As I was growing up, my father worked for the Mexican government as an engineer doing these huge projects for power plants and such. He had majored in mechanical and electrical engineering, so he was good at both aspects of his field. At some point in his career, Japan started contracting work from Mexico, and my father was chosen to go to Japan and work on a project for an engineering company, along with a few of his colleagues.
As soon as the Japanese realized that my dad was an expert at both the mechanical and the electrical aspects of engineering, and that they could get two “specialties” in one person, they asked him to work for them directly as an independent contractor. A few projects and trips to Japan later, he retired from his government job and was making enough money to start his own business, which he did with a fellow engineer. Once the Japanese contracts were over, his company worked on projects for the government, which were pretty much what he was doing before he retired, except that this time he was making much more money as an independent contractor.
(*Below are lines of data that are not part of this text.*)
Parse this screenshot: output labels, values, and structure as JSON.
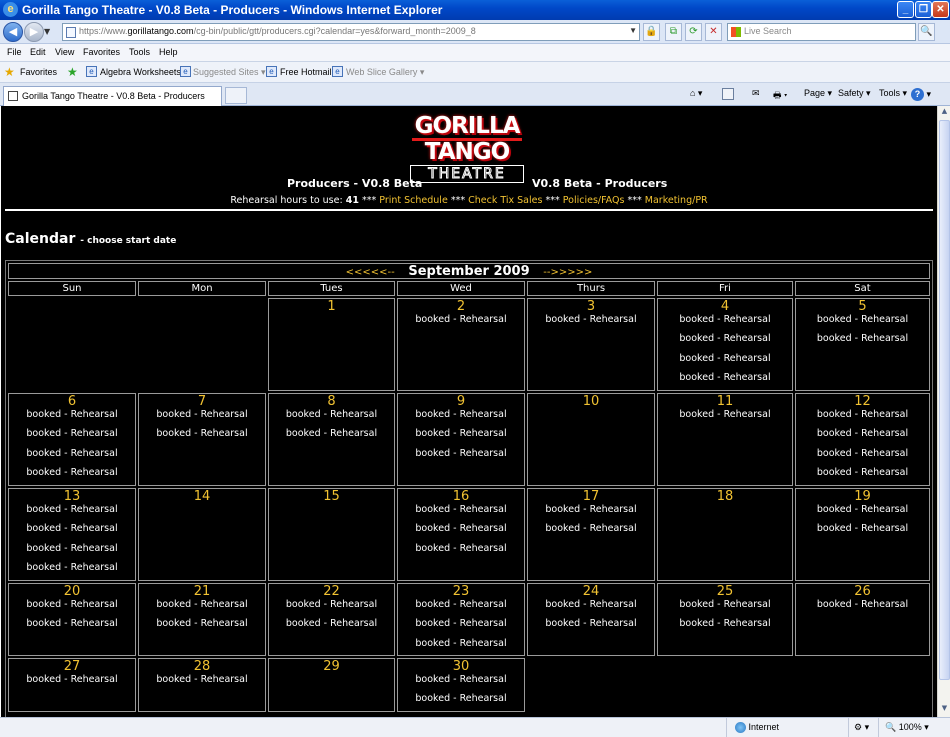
{
  "window": {
    "title": "Gorilla Tango Theatre - V0.8 Beta - Producers - Windows Internet Explorer"
  },
  "address": {
    "scheme": "https://www.",
    "host": "gorillatango.com",
    "path": "/cg-bin/public/gtt/producers.cgi?calendar=yes&forward_month=2009_8"
  },
  "search": {
    "placeholder": "Live Search"
  },
  "menu": [
    "File",
    "Edit",
    "View",
    "Favorites",
    "Tools",
    "Help"
  ],
  "favorites": {
    "label": "Favorites",
    "links": [
      "Algebra Worksheets",
      "Suggested Sites",
      "Free Hotmail",
      "Web Slice Gallery"
    ]
  },
  "tab": {
    "title": "Gorilla Tango Theatre - V0.8 Beta - Producers"
  },
  "toolbar": {
    "page": "Page",
    "safety": "Safety",
    "tools": "Tools"
  },
  "logo": {
    "line1": "GORILLA",
    "line2": "TANGO",
    "line3": "THEATRE"
  },
  "header": {
    "left": "Producers - V0.8 Beta",
    "right": "V0.8 Beta - Producers",
    "hours_label": "Rehearsal hours to use:",
    "hours_value": "41",
    "sep": "***",
    "links": [
      "Print Schedule",
      "Check Tix Sales",
      "Policies/FAQs",
      "Marketing/PR"
    ]
  },
  "calendar": {
    "heading": "Calendar",
    "subheading": "- choose start date",
    "prev": "<<<<<--",
    "next": "-->>>>>",
    "month": "September 2009",
    "days": [
      "Sun",
      "Mon",
      "Tues",
      "Wed",
      "Thurs",
      "Fri",
      "Sat"
    ],
    "booking_text": "booked - Rehearsal",
    "cells": [
      {
        "day": "1",
        "col": 2,
        "row": 0,
        "bookings": 0
      },
      {
        "day": "2",
        "col": 3,
        "row": 0,
        "bookings": 1
      },
      {
        "day": "3",
        "col": 4,
        "row": 0,
        "bookings": 1
      },
      {
        "day": "4",
        "col": 5,
        "row": 0,
        "bookings": 4
      },
      {
        "day": "5",
        "col": 6,
        "row": 0,
        "bookings": 2
      },
      {
        "day": "6",
        "col": 0,
        "row": 1,
        "bookings": 4
      },
      {
        "day": "7",
        "col": 1,
        "row": 1,
        "bookings": 2
      },
      {
        "day": "8",
        "col": 2,
        "row": 1,
        "bookings": 2
      },
      {
        "day": "9",
        "col": 3,
        "row": 1,
        "bookings": 3
      },
      {
        "day": "10",
        "col": 4,
        "row": 1,
        "bookings": 0
      },
      {
        "day": "11",
        "col": 5,
        "row": 1,
        "bookings": 1
      },
      {
        "day": "12",
        "col": 6,
        "row": 1,
        "bookings": 4
      },
      {
        "day": "13",
        "col": 0,
        "row": 2,
        "bookings": 4
      },
      {
        "day": "14",
        "col": 1,
        "row": 2,
        "bookings": 0
      },
      {
        "day": "15",
        "col": 2,
        "row": 2,
        "bookings": 0
      },
      {
        "day": "16",
        "col": 3,
        "row": 2,
        "bookings": 3
      },
      {
        "day": "17",
        "col": 4,
        "row": 2,
        "bookings": 2
      },
      {
        "day": "18",
        "col": 5,
        "row": 2,
        "bookings": 0
      },
      {
        "day": "19",
        "col": 6,
        "row": 2,
        "bookings": 2
      },
      {
        "day": "20",
        "col": 0,
        "row": 3,
        "bookings": 2
      },
      {
        "day": "21",
        "col": 1,
        "row": 3,
        "bookings": 2
      },
      {
        "day": "22",
        "col": 2,
        "row": 3,
        "bookings": 2
      },
      {
        "day": "23",
        "col": 3,
        "row": 3,
        "bookings": 3
      },
      {
        "day": "24",
        "col": 4,
        "row": 3,
        "bookings": 2
      },
      {
        "day": "25",
        "col": 5,
        "row": 3,
        "bookings": 2
      },
      {
        "day": "26",
        "col": 6,
        "row": 3,
        "bookings": 1
      },
      {
        "day": "27",
        "col": 0,
        "row": 4,
        "bookings": 1
      },
      {
        "day": "28",
        "col": 1,
        "row": 4,
        "bookings": 1
      },
      {
        "day": "29",
        "col": 2,
        "row": 4,
        "bookings": 0
      },
      {
        "day": "30",
        "col": 3,
        "row": 4,
        "bookings": 2
      }
    ]
  },
  "status": {
    "zone": "Internet",
    "zoom": "100%"
  },
  "colors": {
    "accent": "#f1c232",
    "page_bg": "#000000",
    "logo_red": "#e31b1b"
  }
}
And he was running his own show.
Now, I am not sure if this kind of stuff runs in the genes, or if it is my Gemini nature (as those who are into astrology would say), but “specializing” in one single thing has never been my cup of tea. When I was younger I thought that maybe my tendencies were counterproductive and I was scattering my energy doing many different things at once, but now I realize that it has all worked in my favor. I am able to tackle many a task and be focused on each single aspect (call me perfectionist) and bring it all to completion without losing the focus on my main goal. This, of course, has allowed me to manage a family business, run my own artisan jewelry business, work for other people doing free lance web design and marketing, and be a homeschooling mom!
My secret… I am always willing to learn what it takes to get things done and never walk away from the task at hand, no matter how much work it entails. Yes, it can be daunting and overwhelming at times, but in the end it’s also incredibly rewarding to see how much I’ve learned along the way, which means that things do get easier (and less overwhelming) as time goes by.
My husband and I started our Ayurvedic clinic 9 years ago, completely from scratch and on a very tight budget. He put his Ayurvedic expertise into practice helping clients with their health issues, while I put the business on the map, so to speak, through printed and online marketing. Of course, throughout these years I have learned so much about desktop publishing, printing, the internet, graphic and web design, shopping carts, photography, business management, computers, accounting, and so on. Some of my husband’s clients, who run their own businesses and can see how I manage ours, have mentioned many times, “I need a Yol!”
So I thought that maybe I should start sharing some of the business and marketing lessons I have learned all these years (and keep learning as the internet expands and changes), so that other self-employed artisans and creative types like me can benefit from my experience and insight.
Rather than making this post much longer today, I will just get started with a few thoughts for you to meditate on: You do not have to sound like a car salesman to promote your services or products. Actually, the more you sound like a car salesman, the more you will turn people off. Remember that your best marketing is your own service or product, so let it speak for itself by doing the best that you can, and more. Give 110% of your energy every single time.
Most business articles I’ve come across mention that you should do some market research to see what is missing in your community, or what sells and what doesn’t, before you quit your day job and start a business that will succeed. My guess is that this type of advice comes from standard business and marketing 101, which it is very helpful if want to start a business like say, a chain restaurant, or a kinko’s, or a dry cleaner, but it doesn’t necessarily apply to the self-employed creative type (artist, artisan, healer, herbalist, crafter, yoga teacher, etc.). Why? Because in this case I’d advise you to do what you LOVE and believe in, and not what the business manuals say. The energy you put into what you love will come back in many rewarding (and often unexpected) ways. As you focus on what you love to do, your own “style” and niche will surface.
If your budget is tight, then you will need to put a lot more of your energy to market what you have to offer the world. But first you need to make sure that what you have to offer the world is the best you can do and is truly you. And you cannot give 110% of yourself to what you do unless you absolutely love it!
To be continued…